amikulak@psychologicalscience.org
202-293-9300
Association for Psychological Science

Public Release: 15-Aug-2014
Brain Injury
Stroke researchers link ability to self-administer medication with memory loss
Stroke researchers have identified an association between over-optimistic estimation of the ability to take medications accurately and memory loss among stroke survivors. Results indicate that assessing patients for their ability to estimate medication skills may predict memory disorder. 'Stroke survivors over-estimate their medication self-administration ability (MSA), predicting memory loss,' was epublished May 28 by Brain Injury. Screening stroke survivors for medication self-administration ability may be a useful approach to identifying memory deficits that contribute to poor outcomes.
National Institutes of Health, Kessler Foundation

Contact: Carolann Murphy
cmurphy@KesslerFoundation.org
973-324-8382
Kessler Foundation

Public Release: 15-Aug-2014
Anesthesia & Analgesia
Low vitamin D levels linked to increased risks after noncardiac surgery
Patients with low blood levels of vitamin D are at increased risk of death and serious complications after noncardiac surgery, suggests a study in Anesthesia & Analgesia.

Contact: Nancy Lynly
nlynly@iars.org
415-296-6907
Wolters Kluwer Health

Public Release: 15-Aug-2014
Journal of Experimental Biology
Bats bolster brain hypothesis, maybe technology, too
Decades of research on how bats use echolocation to keep a focus on their targets not only lends support to a long debated neuroscience hypothesis about vision but also could lead to smarter sonar and radar technologies.
Office of Naval Research, National Science Foundation, National Institutes of Health, NASA, Brown Institute for Brain Science

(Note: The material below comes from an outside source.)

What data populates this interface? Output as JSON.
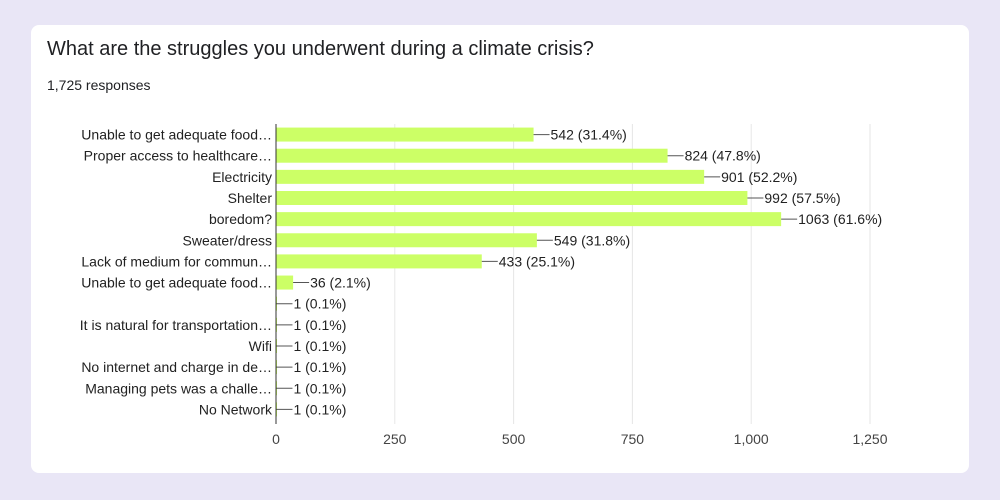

Contact: David Orenstein
david_orenstein@brown.edu
401-863-1862
Brown University

Public Release: 15-Aug-2014
Scientific Reports
On the edge of graphene
Researchers at the National Physical Laboratory have discovered that the conductivity at the edges of graphene devices is different to that of the central material.

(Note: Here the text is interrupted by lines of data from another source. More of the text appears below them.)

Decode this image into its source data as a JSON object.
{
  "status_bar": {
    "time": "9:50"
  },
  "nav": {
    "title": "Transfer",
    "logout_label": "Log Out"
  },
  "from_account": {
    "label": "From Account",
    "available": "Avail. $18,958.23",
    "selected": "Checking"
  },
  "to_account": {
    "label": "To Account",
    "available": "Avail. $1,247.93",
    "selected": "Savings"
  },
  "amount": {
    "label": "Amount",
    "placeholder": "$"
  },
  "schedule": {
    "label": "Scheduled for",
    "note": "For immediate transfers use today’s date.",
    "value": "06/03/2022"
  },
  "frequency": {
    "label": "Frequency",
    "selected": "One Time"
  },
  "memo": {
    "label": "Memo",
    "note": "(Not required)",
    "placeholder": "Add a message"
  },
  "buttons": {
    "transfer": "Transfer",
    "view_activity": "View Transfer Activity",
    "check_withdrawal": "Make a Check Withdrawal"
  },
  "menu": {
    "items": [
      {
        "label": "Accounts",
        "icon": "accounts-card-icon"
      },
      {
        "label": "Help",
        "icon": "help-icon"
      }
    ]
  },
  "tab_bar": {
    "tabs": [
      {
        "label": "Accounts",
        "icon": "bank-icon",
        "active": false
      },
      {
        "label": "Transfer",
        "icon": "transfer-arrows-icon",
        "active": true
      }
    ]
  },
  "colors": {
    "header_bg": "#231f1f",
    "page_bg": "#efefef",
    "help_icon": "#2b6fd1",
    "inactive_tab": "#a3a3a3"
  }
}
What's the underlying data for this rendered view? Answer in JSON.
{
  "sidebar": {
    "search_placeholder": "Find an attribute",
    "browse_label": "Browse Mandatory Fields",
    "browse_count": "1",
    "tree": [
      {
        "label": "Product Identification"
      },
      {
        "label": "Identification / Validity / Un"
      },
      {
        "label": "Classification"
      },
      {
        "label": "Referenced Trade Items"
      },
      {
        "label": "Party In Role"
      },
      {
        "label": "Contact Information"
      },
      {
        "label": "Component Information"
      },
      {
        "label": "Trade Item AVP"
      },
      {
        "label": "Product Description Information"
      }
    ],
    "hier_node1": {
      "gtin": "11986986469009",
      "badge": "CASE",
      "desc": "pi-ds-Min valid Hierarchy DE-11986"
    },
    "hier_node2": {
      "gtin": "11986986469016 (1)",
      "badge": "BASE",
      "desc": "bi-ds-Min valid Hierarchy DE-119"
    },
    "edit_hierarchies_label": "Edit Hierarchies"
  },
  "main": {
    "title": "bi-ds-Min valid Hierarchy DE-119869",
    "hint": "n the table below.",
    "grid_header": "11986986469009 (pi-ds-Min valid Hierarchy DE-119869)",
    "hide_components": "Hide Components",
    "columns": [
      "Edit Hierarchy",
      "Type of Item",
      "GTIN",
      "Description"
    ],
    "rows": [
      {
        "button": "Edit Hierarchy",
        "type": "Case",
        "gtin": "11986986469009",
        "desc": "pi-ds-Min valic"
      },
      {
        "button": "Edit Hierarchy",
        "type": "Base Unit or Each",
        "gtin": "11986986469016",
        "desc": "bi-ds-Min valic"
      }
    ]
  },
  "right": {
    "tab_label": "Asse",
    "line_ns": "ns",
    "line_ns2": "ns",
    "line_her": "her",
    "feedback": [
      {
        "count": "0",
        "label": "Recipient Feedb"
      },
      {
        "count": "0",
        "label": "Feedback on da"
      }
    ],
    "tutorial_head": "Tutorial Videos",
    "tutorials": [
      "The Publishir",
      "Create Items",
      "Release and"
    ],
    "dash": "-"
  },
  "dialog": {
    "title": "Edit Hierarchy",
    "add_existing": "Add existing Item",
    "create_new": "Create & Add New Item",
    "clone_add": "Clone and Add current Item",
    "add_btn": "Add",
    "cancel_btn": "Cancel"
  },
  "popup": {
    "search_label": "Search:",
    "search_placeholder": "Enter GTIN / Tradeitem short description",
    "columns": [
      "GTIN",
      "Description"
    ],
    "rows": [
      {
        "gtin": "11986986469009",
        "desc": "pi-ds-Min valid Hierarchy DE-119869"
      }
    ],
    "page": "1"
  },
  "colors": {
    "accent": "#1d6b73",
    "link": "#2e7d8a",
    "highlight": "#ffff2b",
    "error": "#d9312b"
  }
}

Contact: Joseph Meaney
joe@proofcommunication.com
44-787-546-9309
National Physical Laboratory

Public Release: 15-Aug-2014
GNU Hackers' Meeting 2014
TUM researchers develop defense against cyberattacks
A group of journalists has reported the existence of the 'Hacienda' spy program. According to this report, five western intelligence agencies are using the Hacienda software to identify vulnerable servers across the world in order to control them and use them for their own purposes. Scientists at the Technische Universität München have developed free software that can help prevent this kind of identification and thus the subsequent capture of systems.
Deutsche-Forschungs-Gemeinschaft

Contact: Stefanie Reiffert
reiffert@zv.tum.de
Technische Universitaet Muenchen

Public Release: 15-Aug-2014
5th Lindau Meeting on Economic Sciences
Incentives, innovation and growth
Over the past decades, the economic sciences have seen fundamental breakthroughs in our understanding of human responses to incentives in the face of uncertainty and strategic interactions. But what is the scope and what are the limits for applying these models in the design of better institutions and better policies? And to what extent can they teach us what is needed to encourage the innovation that drives economic growth and social well-being?

Contact: Christian Schumacher
christian.schumacher@lindau-nobel.org
49-838-227-73115
Lindau Meeting of Nobel Laureates

Showing releases 226-250 out of 356.

<< < 5 | 6 | 7 | 8 | 9 | 10 | 11 | 12 | 13 | 14 > >>